• [Exercise aim]: Using the data below, return every line that holds the word "enter".

====== Provided information

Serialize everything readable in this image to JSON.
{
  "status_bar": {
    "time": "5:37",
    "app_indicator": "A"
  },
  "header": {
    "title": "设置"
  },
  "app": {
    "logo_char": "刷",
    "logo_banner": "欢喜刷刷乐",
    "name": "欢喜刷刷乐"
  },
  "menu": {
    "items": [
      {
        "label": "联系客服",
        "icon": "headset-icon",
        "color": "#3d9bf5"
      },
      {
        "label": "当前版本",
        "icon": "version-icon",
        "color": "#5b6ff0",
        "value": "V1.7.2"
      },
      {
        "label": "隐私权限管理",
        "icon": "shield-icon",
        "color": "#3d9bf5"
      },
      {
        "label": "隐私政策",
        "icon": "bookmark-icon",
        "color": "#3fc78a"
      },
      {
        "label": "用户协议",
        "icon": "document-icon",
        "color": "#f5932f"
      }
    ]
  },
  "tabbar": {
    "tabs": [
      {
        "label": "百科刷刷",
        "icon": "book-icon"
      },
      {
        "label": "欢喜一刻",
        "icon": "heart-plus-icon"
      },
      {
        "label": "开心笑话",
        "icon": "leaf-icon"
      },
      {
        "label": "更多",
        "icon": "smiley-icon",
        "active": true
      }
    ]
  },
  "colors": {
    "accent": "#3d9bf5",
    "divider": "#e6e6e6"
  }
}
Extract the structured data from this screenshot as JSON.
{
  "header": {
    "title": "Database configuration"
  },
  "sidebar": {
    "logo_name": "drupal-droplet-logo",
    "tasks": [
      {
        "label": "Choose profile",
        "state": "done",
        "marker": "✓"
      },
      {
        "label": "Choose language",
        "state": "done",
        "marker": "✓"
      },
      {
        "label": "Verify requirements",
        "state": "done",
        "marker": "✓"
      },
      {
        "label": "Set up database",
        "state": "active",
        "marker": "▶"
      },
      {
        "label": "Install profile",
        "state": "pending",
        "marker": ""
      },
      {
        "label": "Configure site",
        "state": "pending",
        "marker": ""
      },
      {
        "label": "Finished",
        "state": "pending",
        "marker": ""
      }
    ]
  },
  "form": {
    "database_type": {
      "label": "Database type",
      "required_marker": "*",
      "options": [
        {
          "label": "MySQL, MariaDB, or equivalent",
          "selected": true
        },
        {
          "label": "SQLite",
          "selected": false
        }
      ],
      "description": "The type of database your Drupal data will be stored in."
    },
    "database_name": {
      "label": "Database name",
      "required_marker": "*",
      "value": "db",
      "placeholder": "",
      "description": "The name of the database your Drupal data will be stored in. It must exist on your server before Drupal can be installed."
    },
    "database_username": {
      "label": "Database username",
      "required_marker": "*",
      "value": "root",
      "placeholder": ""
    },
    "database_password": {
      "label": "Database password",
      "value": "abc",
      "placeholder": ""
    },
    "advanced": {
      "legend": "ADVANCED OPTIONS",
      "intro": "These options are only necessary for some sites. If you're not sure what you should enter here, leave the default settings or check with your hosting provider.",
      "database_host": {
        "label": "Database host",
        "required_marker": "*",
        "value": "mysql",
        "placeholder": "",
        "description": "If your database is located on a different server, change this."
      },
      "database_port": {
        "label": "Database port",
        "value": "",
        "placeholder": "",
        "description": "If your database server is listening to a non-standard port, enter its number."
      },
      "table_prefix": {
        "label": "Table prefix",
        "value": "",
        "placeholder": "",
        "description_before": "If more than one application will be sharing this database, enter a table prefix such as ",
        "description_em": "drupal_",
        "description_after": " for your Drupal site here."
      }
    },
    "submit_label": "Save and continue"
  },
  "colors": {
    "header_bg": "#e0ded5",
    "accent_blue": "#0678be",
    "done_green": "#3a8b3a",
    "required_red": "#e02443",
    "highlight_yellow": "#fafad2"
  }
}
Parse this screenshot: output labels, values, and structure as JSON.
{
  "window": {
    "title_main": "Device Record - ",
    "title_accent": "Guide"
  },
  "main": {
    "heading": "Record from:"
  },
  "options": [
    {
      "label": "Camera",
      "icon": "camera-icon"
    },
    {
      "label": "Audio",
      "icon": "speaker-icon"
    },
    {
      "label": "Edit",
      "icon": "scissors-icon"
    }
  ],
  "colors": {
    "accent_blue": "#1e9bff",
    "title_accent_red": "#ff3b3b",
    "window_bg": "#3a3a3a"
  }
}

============

• [Solution for this problem]:
      "intro": "These options are only necessary for some sites. If you're not sure what you should enter here, leave the default settings or check with your hosting provider.",
        "description": "If your database server is listening to a non-standard port, enter its number."
        "description_before": "If more than one application will be sharing this database, enter a table prefix such as ",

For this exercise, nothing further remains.